* Exercise goal
Each line below should be repeated exactly, but no picture should be carried over.

(Beginning of Input data)

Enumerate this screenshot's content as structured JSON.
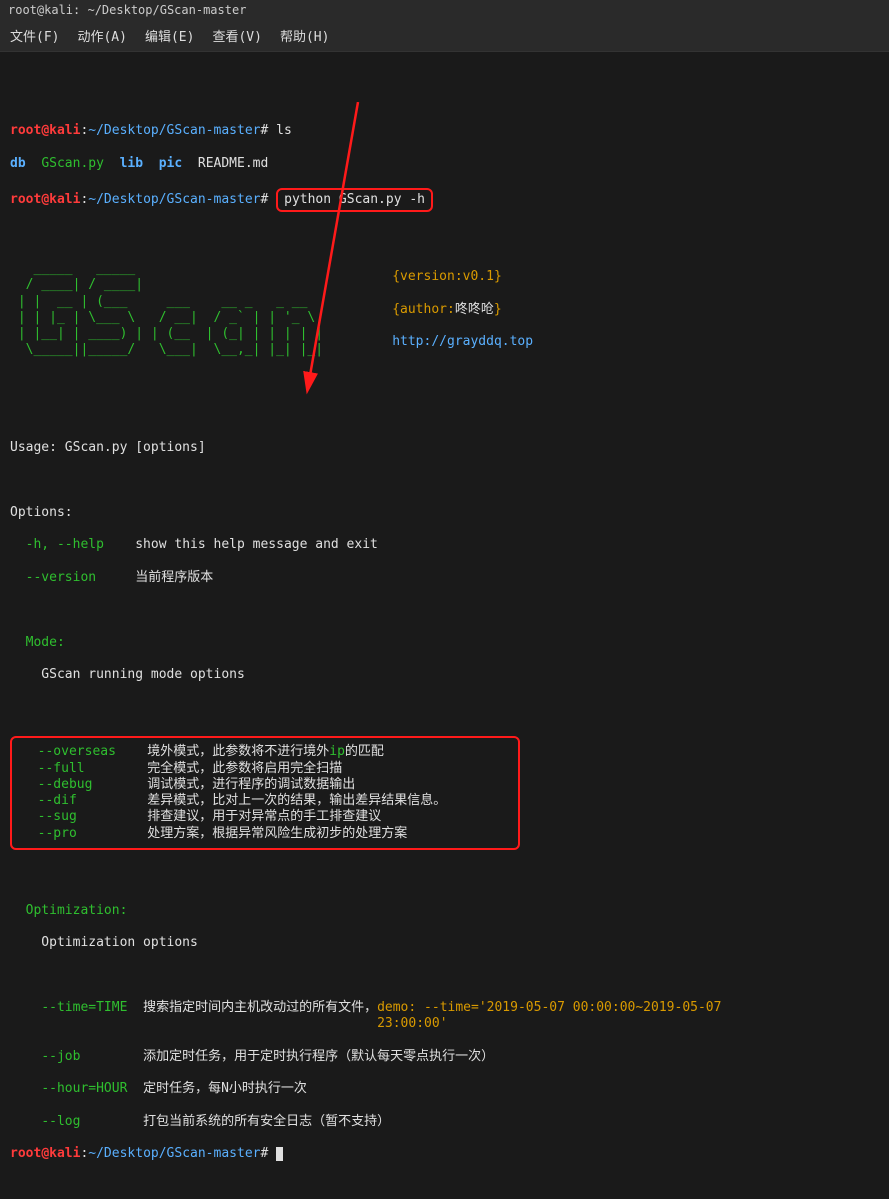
{
  "titlebar": "root@kali: ~/Desktop/GScan-master",
  "menu": {
    "file": "文件(F)",
    "action": "动作(A)",
    "edit": "编辑(E)",
    "view": "查看(V)",
    "help": "帮助(H)"
  },
  "prompt": {
    "user": "root",
    "host": "kali",
    "sep": "@",
    "colon": ":",
    "path": "~/Desktop/GScan-master",
    "hash": "#"
  },
  "cmd1": "ls",
  "ls": {
    "db": "db",
    "gscan": "GScan.py",
    "lib": "lib",
    "pic": "pic",
    "readme": "README.md"
  },
  "cmd2": "python GScan.py -h",
  "ascii": "   _____   _____                             \n  / ____| / ____|                            \n | |  __ | (___     ___    __ _   _ __      \n | | |_ | \\___ \\   / __|  / _` | | '_ \\     \n | |__| | ____) | | (__  | (_| | | | | |    \n  \\_____||_____/   \\___|  \\__,_| |_| |_|    ",
  "meta": {
    "version": "{version:v0.1}",
    "author_open": "{author:",
    "author_name": "咚咚呛",
    "author_close": "}",
    "url": "http://grayddq.top"
  },
  "usage": "Usage: GScan.py [options]",
  "options_hdr": "Options:",
  "help_flag": "  -h, --help",
  "help_desc": "show this help message and exit",
  "version_flag": "  --version",
  "version_desc": "当前程序版本",
  "mode_hdr": "  Mode:",
  "mode_sub": "    GScan running mode options",
  "mode_opts": {
    "overseas_flag": "--overseas",
    "overseas_desc_a": "境外模式，此参数将不进行境外",
    "overseas_ip": "ip",
    "overseas_desc_b": "的匹配",
    "full_flag": "--full",
    "full_desc": "完全模式，此参数将启用完全扫描",
    "debug_flag": "--debug",
    "debug_desc": "调试模式，进行程序的调试数据输出",
    "dif_flag": "--dif",
    "dif_desc": "差异模式，比对上一次的结果，输出差异结果信息。",
    "sug_flag": "--sug",
    "sug_desc": "排查建议，用于对异常点的手工排查建议",
    "pro_flag": "--pro",
    "pro_desc": "处理方案，根据异常风险生成初步的处理方案"
  },
  "opt_hdr": "  Optimization:",
  "opt_sub": "    Optimization options",
  "opt_opts": {
    "time_flag": "--time=TIME",
    "time_desc": "搜索指定时间内主机改动过的所有文件，",
    "time_demo": "demo: --time='2019-05-07 00:00:00~2019-05-07 23:00:00'",
    "job_flag": "--job",
    "job_desc": "添加定时任务，用于定时执行程序（默认每天零点执行一次）",
    "hour_flag": "--hour=HOUR",
    "hour_desc": "定时任务，每N小时执行一次",
    "log_flag": "--log",
    "log_desc": "打包当前系统的所有安全日志（暂不支持）"
  }
}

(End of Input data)

* Output for this task
Enumerate this screenshot's content as structured JSON.
{
  "titlebar": "root@kali: ~/Desktop/GScan-master",
  "menu": {
    "file": "文件(F)",
    "action": "动作(A)",
    "edit": "编辑(E)",
    "view": "查看(V)",
    "help": "帮助(H)"
  },
  "prompt": {
    "user": "root",
    "host": "kali",
    "sep": "@",
    "colon": ":",
    "path": "~/Desktop/GScan-master",
    "hash": "#"
  },
  "cmd1": "ls",
  "ls": {
    "db": "db",
    "gscan": "GScan.py",
    "lib": "lib",
    "pic": "pic",
    "readme": "README.md"
  },
  "cmd2": "python GScan.py -h",
  "ascii": "   _____   _____                             \n  / ____| / ____|                            \n | |  __ | (___     ___    __ _   _ __      \n | | |_ | \\___ \\   / __|  / _` | | '_ \\     \n | |__| | ____) | | (__  | (_| | | | | |    \n  \\_____||_____/   \\___|  \\__,_| |_| |_|    ",
  "meta": {
    "version": "{version:v0.1}",
    "author_open": "{author:",
    "author_name": "咚咚呛",
    "author_close": "}",
    "url": "http://grayddq.top"
  },
  "usage": "Usage: GScan.py [options]",
  "options_hdr": "Options:",
  "help_flag": "  -h, --help",
  "help_desc": "show this help message and exit",
  "version_flag": "  --version",
  "version_desc": "当前程序版本",
  "mode_hdr": "  Mode:",
  "mode_sub": "    GScan running mode options",
  "mode_opts": {
    "overseas_flag": "--overseas",
    "overseas_desc_a": "境外模式，此参数将不进行境外",
    "overseas_ip": "ip",
    "overseas_desc_b": "的匹配",
    "full_flag": "--full",
    "full_desc": "完全模式，此参数将启用完全扫描",
    "debug_flag": "--debug",
    "debug_desc": "调试模式，进行程序的调试数据输出",
    "dif_flag": "--dif",
    "dif_desc": "差异模式，比对上一次的结果，输出差异结果信息。",
    "sug_flag": "--sug",
    "sug_desc": "排查建议，用于对异常点的手工排查建议",
    "pro_flag": "--pro",
    "pro_desc": "处理方案，根据异常风险生成初步的处理方案"
  },
  "opt_hdr": "  Optimization:",
  "opt_sub": "    Optimization options",
  "opt_opts": {
    "time_flag": "--time=TIME",
    "time_desc": "搜索指定时间内主机改动过的所有文件，",
    "time_demo": "demo: --time='2019-05-07 00:00:00~2019-05-07 23:00:00'",
    "job_flag": "--job",
    "job_desc": "添加定时任务，用于定时执行程序（默认每天零点执行一次）",
    "hour_flag": "--hour=HOUR",
    "hour_desc": "定时任务，每N小时执行一次",
    "log_flag": "--log",
    "log_desc": "打包当前系统的所有安全日志（暂不支持）"
  }
}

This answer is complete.